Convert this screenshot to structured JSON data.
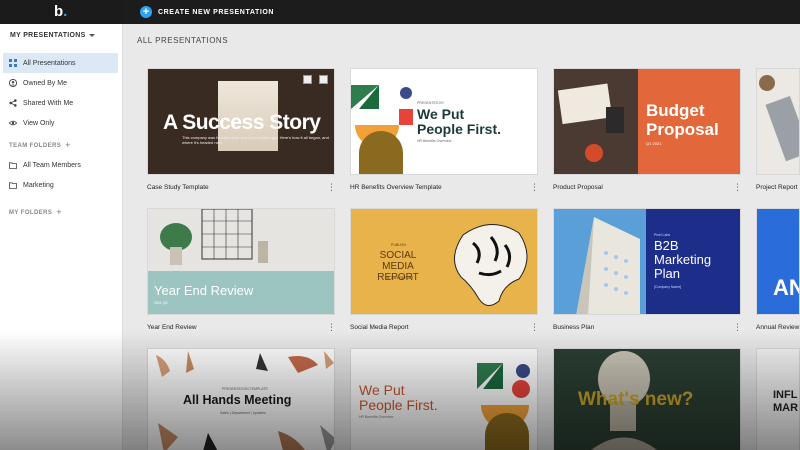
{
  "app": {
    "logo_letter": "b",
    "logo_dot": "."
  },
  "toolbar": {
    "create_label": "CREATE NEW PRESENTATION"
  },
  "sidebar": {
    "header": "MY PRESENTATIONS",
    "items": [
      {
        "label": "All Presentations",
        "icon": "grid-icon",
        "active": true
      },
      {
        "label": "Owned By Me",
        "icon": "user-icon"
      },
      {
        "label": "Shared With Me",
        "icon": "share-icon"
      },
      {
        "label": "View Only",
        "icon": "eye-icon"
      }
    ],
    "team_folders_header": "TEAM FOLDERS",
    "team_folders": [
      {
        "label": "All Team Members",
        "icon": "folder-icon"
      },
      {
        "label": "Marketing",
        "icon": "folder-icon"
      }
    ],
    "my_folders_header": "MY FOLDERS"
  },
  "main": {
    "title": "ALL PRESENTATIONS",
    "cards": [
      {
        "label": "Case Study Template",
        "thumb": {
          "title": "A Success Story",
          "sub": "This company was founded over a hundred years ago. Here's how it all began, and where it's headed next."
        }
      },
      {
        "label": "HR Benefits Overview Template",
        "thumb": {
          "title_l1": "We Put",
          "title_l2": "People First.",
          "top": "PRESENTED BY",
          "bottom": "HR Benefits Overview"
        }
      },
      {
        "label": "Product Proposal",
        "thumb": {
          "title_l1": "Budget",
          "title_l2": "Proposal",
          "date": "Q1 2021"
        }
      },
      {
        "label": "Project Report"
      },
      {
        "label": "Year End Review",
        "thumb": {
          "title": "Year End Review",
          "sub": "2021 Q3"
        }
      },
      {
        "label": "Social Media Report",
        "thumb": {
          "top": "PUBLISH",
          "title_l1": "SOCIAL MEDIA",
          "title_l2": "REPORT",
          "bottom": "Q1 2021 REPORT"
        }
      },
      {
        "label": "Business Plan",
        "thumb": {
          "top": "Pixel Labs",
          "title_l1": "B2B",
          "title_l2": "Marketing",
          "title_l3": "Plan",
          "bottom": "[Company Name]"
        }
      },
      {
        "label": "Annual Review",
        "thumb": {
          "letters": "AN"
        }
      },
      {
        "label": "",
        "thumb": {
          "top": "PRESENTATION TEMPLATE",
          "title": "All Hands Meeting",
          "bottom": "Sales | Department | Updates"
        }
      },
      {
        "label": "",
        "thumb": {
          "title_l1": "We Put",
          "title_l2": "People First.",
          "bottom": "HR Benefits Overview"
        }
      },
      {
        "label": "",
        "thumb": {
          "title": "What's new?"
        }
      },
      {
        "label": "",
        "thumb": {
          "l1": "INFL",
          "l2": "MAR"
        }
      }
    ]
  },
  "colors": {
    "accent": "#2ea3f2",
    "topbar": "#1c1c1c",
    "active_nav": "#dbe9f6",
    "budget_orange": "#e2673a",
    "social_yellow": "#e9b34b",
    "b2b_navy": "#1d2d8a",
    "yearend_teal": "#9cc4c0"
  }
}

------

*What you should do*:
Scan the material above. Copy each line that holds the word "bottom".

*Output of the exercise*:
          "bottom": "HR Benefits Overview"
          "bottom": "Q1 2021 REPORT"
          "bottom": "[Company Name]"
          "bottom": "Sales | Department | Updates"
          "bottom": "HR Benefits Overview"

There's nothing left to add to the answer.